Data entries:
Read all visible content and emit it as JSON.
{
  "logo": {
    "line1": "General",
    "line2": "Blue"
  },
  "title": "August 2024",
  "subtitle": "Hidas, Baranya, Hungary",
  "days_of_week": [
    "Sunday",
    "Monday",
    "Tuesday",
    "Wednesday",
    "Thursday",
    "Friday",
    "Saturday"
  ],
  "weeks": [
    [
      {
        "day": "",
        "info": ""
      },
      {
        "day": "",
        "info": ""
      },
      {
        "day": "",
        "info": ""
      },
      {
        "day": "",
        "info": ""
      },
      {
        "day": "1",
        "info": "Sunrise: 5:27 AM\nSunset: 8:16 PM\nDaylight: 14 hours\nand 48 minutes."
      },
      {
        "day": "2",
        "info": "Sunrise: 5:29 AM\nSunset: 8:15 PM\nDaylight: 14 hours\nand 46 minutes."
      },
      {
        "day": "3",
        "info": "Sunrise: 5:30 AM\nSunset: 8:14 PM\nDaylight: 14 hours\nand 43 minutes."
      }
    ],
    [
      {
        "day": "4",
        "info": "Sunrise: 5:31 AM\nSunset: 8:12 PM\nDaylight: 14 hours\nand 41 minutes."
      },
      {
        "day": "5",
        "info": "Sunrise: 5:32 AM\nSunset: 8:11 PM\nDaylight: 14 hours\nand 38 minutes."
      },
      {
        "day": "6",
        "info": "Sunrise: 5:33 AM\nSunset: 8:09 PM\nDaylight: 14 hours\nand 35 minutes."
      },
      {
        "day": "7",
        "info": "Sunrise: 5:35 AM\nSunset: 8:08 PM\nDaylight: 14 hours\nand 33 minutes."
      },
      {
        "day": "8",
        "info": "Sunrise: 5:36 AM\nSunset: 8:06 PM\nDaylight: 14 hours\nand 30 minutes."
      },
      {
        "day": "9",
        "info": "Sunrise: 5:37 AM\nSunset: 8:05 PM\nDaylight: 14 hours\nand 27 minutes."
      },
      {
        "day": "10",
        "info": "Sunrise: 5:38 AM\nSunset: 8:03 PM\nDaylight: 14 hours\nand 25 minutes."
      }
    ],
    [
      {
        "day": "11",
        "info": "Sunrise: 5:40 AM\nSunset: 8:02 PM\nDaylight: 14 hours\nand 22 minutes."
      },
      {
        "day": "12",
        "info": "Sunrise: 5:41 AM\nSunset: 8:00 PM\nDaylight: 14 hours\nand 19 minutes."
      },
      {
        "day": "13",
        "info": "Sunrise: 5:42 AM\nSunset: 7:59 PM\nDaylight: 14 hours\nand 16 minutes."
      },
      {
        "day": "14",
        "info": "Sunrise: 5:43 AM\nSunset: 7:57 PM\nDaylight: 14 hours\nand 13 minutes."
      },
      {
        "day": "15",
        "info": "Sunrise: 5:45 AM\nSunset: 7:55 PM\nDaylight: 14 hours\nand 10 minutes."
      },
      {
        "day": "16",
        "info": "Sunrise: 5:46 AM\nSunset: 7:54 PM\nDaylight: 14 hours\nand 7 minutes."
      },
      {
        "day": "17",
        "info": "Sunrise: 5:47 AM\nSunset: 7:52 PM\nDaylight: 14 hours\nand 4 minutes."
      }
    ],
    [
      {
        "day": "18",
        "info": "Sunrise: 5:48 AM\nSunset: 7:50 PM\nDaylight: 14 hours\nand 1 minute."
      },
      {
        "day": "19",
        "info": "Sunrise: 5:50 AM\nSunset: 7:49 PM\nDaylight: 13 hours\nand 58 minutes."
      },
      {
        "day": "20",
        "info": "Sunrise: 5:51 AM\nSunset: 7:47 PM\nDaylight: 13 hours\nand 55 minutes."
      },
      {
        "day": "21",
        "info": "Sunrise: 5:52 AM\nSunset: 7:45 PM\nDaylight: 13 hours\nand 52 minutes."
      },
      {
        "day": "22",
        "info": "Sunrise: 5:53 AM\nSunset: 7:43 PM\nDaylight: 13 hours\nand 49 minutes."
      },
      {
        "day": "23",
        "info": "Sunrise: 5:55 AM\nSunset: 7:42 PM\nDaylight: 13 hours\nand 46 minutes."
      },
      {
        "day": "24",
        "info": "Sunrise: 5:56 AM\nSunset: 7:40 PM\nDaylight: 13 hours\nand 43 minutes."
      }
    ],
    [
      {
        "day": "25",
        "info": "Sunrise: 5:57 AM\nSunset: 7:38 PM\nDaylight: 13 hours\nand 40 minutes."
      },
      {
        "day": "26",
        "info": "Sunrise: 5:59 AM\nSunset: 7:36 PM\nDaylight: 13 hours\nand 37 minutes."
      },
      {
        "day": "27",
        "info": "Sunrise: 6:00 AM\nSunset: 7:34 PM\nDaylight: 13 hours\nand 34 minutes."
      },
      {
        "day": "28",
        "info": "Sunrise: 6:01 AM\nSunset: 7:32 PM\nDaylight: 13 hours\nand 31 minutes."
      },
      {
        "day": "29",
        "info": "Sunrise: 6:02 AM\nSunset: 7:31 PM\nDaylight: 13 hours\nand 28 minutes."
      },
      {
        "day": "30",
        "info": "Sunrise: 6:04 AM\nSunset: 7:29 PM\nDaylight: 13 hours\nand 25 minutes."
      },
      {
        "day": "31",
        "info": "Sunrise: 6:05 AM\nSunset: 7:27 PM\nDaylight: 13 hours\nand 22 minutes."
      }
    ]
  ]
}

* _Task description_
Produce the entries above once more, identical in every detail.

* _Response_
Read all visible content and emit it as JSON.
{
  "logo": {
    "line1": "General",
    "line2": "Blue"
  },
  "title": "August 2024",
  "subtitle": "Hidas, Baranya, Hungary",
  "days_of_week": [
    "Sunday",
    "Monday",
    "Tuesday",
    "Wednesday",
    "Thursday",
    "Friday",
    "Saturday"
  ],
  "weeks": [
    [
      {
        "day": "",
        "info": ""
      },
      {
        "day": "",
        "info": ""
      },
      {
        "day": "",
        "info": ""
      },
      {
        "day": "",
        "info": ""
      },
      {
        "day": "1",
        "info": "Sunrise: 5:27 AM\nSunset: 8:16 PM\nDaylight: 14 hours\nand 48 minutes."
      },
      {
        "day": "2",
        "info": "Sunrise: 5:29 AM\nSunset: 8:15 PM\nDaylight: 14 hours\nand 46 minutes."
      },
      {
        "day": "3",
        "info": "Sunrise: 5:30 AM\nSunset: 8:14 PM\nDaylight: 14 hours\nand 43 minutes."
      }
    ],
    [
      {
        "day": "4",
        "info": "Sunrise: 5:31 AM\nSunset: 8:12 PM\nDaylight: 14 hours\nand 41 minutes."
      },
      {
        "day": "5",
        "info": "Sunrise: 5:32 AM\nSunset: 8:11 PM\nDaylight: 14 hours\nand 38 minutes."
      },
      {
        "day": "6",
        "info": "Sunrise: 5:33 AM\nSunset: 8:09 PM\nDaylight: 14 hours\nand 35 minutes."
      },
      {
        "day": "7",
        "info": "Sunrise: 5:35 AM\nSunset: 8:08 PM\nDaylight: 14 hours\nand 33 minutes."
      },
      {
        "day": "8",
        "info": "Sunrise: 5:36 AM\nSunset: 8:06 PM\nDaylight: 14 hours\nand 30 minutes."
      },
      {
        "day": "9",
        "info": "Sunrise: 5:37 AM\nSunset: 8:05 PM\nDaylight: 14 hours\nand 27 minutes."
      },
      {
        "day": "10",
        "info": "Sunrise: 5:38 AM\nSunset: 8:03 PM\nDaylight: 14 hours\nand 25 minutes."
      }
    ],
    [
      {
        "day": "11",
        "info": "Sunrise: 5:40 AM\nSunset: 8:02 PM\nDaylight: 14 hours\nand 22 minutes."
      },
      {
        "day": "12",
        "info": "Sunrise: 5:41 AM\nSunset: 8:00 PM\nDaylight: 14 hours\nand 19 minutes."
      },
      {
        "day": "13",
        "info": "Sunrise: 5:42 AM\nSunset: 7:59 PM\nDaylight: 14 hours\nand 16 minutes."
      },
      {
        "day": "14",
        "info": "Sunrise: 5:43 AM\nSunset: 7:57 PM\nDaylight: 14 hours\nand 13 minutes."
      },
      {
        "day": "15",
        "info": "Sunrise: 5:45 AM\nSunset: 7:55 PM\nDaylight: 14 hours\nand 10 minutes."
      },
      {
        "day": "16",
        "info": "Sunrise: 5:46 AM\nSunset: 7:54 PM\nDaylight: 14 hours\nand 7 minutes."
      },
      {
        "day": "17",
        "info": "Sunrise: 5:47 AM\nSunset: 7:52 PM\nDaylight: 14 hours\nand 4 minutes."
      }
    ],
    [
      {
        "day": "18",
        "info": "Sunrise: 5:48 AM\nSunset: 7:50 PM\nDaylight: 14 hours\nand 1 minute."
      },
      {
        "day": "19",
        "info": "Sunrise: 5:50 AM\nSunset: 7:49 PM\nDaylight: 13 hours\nand 58 minutes."
      },
      {
        "day": "20",
        "info": "Sunrise: 5:51 AM\nSunset: 7:47 PM\nDaylight: 13 hours\nand 55 minutes."
      },
      {
        "day": "21",
        "info": "Sunrise: 5:52 AM\nSunset: 7:45 PM\nDaylight: 13 hours\nand 52 minutes."
      },
      {
        "day": "22",
        "info": "Sunrise: 5:53 AM\nSunset: 7:43 PM\nDaylight: 13 hours\nand 49 minutes."
      },
      {
        "day": "23",
        "info": "Sunrise: 5:55 AM\nSunset: 7:42 PM\nDaylight: 13 hours\nand 46 minutes."
      },
      {
        "day": "24",
        "info": "Sunrise: 5:56 AM\nSunset: 7:40 PM\nDaylight: 13 hours\nand 43 minutes."
      }
    ],
    [
      {
        "day": "25",
        "info": "Sunrise: 5:57 AM\nSunset: 7:38 PM\nDaylight: 13 hours\nand 40 minutes."
      },
      {
        "day": "26",
        "info": "Sunrise: 5:59 AM\nSunset: 7:36 PM\nDaylight: 13 hours\nand 37 minutes."
      },
      {
        "day": "27",
        "info": "Sunrise: 6:00 AM\nSunset: 7:34 PM\nDaylight: 13 hours\nand 34 minutes."
      },
      {
        "day": "28",
        "info": "Sunrise: 6:01 AM\nSunset: 7:32 PM\nDaylight: 13 hours\nand 31 minutes."
      },
      {
        "day": "29",
        "info": "Sunrise: 6:02 AM\nSunset: 7:31 PM\nDaylight: 13 hours\nand 28 minutes."
      },
      {
        "day": "30",
        "info": "Sunrise: 6:04 AM\nSunset: 7:29 PM\nDaylight: 13 hours\nand 25 minutes."
      },
      {
        "day": "31",
        "info": "Sunrise: 6:05 AM\nSunset: 7:27 PM\nDaylight: 13 hours\nand 22 minutes."
      }
    ]
  ]
}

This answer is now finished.